The EU Commission has named six major technology companies as gatekeepers of the digital economy under the Digital Markets Act (DMA). Five American companies (Alphabet, Amazon, Apple, Meta, and Microsoft) and one Chinese company (ByteDance) will face stricter rules due to their substantial market dominance. The DMA aims to rein in their power, promote competition, and protect user choice and privacy. The rules will take full effect in six months, with very high fines for non-compliance.
Register for free »
Get started now for absolutely FREE, no credit card required.
The European Commission announced that: “These are the first six companies designated as ‘gatekeepers’ under the Digital Markets Act. This status will prevent them from imposing unfair conditions on businesses and end users, and ensure the openness of crucial digital services. From social networks to operating systems, they have six months to ensure their core platform services comply with the Digital Markets Act, including: allowing users to unsubscribe and remove pre-installed services; allowing users to download alternative app stores; banning tracking outside of their services without consent, and banning ranking their products and services more favourably.”1
The new EU law speaks to the phenomenon of ‘digital distrust’: a growing sense of mistrust in technology and the cyber-verse. Some recent reports characterise digital distrust as: information scepticism, mistrust of tech giants, surveillance fears, and a rise in cybercrime.2 Until now, the way in which gatekeepers conducted their businesses has been either largely unregulated or based on sets of rules that, in the majority, pre-date the digital economy. The DMA will work towards making markets in the digital sector fairer and more contestable.
Digital distrust is a topic in this issue of World Pipelines: in an article starting on p. 23, Adeshina Adebusuyi, from James Fisher AIS, offers a blueprint for success for Nigeria’s oil and gas digital transformation journey. The article acknowledges that, while Nigeria is home to the highest number of technology hubs in the continent, it has a long way to go to fulfil its digital potential. One of the hurdles it faces is digital distrust, with the article explaining: “most [Nigerian] oil and gas decision makers will have at least one story to tell of how they were sold a vision of digital transformation, only to be left with an inferior product and no support to assist with implementation.” Adebusuyi lays out some steps to overcome this digital disillusionment and ensure Nigeria reaches its target of being a gas-powered economy by 2030.

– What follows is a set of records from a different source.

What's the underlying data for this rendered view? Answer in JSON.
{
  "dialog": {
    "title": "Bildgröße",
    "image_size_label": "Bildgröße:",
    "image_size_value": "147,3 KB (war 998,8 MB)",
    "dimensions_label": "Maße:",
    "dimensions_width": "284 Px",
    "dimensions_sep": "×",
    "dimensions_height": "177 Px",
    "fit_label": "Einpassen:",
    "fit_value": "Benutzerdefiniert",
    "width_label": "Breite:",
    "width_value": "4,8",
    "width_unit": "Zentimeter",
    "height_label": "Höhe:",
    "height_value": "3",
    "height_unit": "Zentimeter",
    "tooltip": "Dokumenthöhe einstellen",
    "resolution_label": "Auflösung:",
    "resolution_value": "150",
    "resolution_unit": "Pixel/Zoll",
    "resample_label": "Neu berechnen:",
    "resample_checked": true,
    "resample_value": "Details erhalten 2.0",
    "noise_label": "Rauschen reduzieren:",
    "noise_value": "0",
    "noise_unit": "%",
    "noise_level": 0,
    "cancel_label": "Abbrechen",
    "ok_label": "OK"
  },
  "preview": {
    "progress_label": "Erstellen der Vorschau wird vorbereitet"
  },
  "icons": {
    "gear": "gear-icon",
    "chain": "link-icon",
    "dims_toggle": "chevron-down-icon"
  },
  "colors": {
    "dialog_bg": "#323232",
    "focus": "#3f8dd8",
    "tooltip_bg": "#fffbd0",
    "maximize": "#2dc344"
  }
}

Adebusuyi’s article sits alongside three others in our keynote section, which focuses on pipelines in Africa and the Middle East. On p. 9, World Pipelines’ Contributing Editor Gordon Cope offers information on pipeline capacity and projects in Iraq, Iran, Algeria, Egypt, Nigeria, Mozambique, Angola, and Uganda. On p. 14, Emerson Automation writes about the key challenges faced by pipeline operators in Africa, focusing on how best to manage infrastructure and assets. Finally, Penspen outlines how energy producers in Africa can benefit from the recent shift (away from Russia) in Europe’s energy policy, offering some regional case studies (p. 18).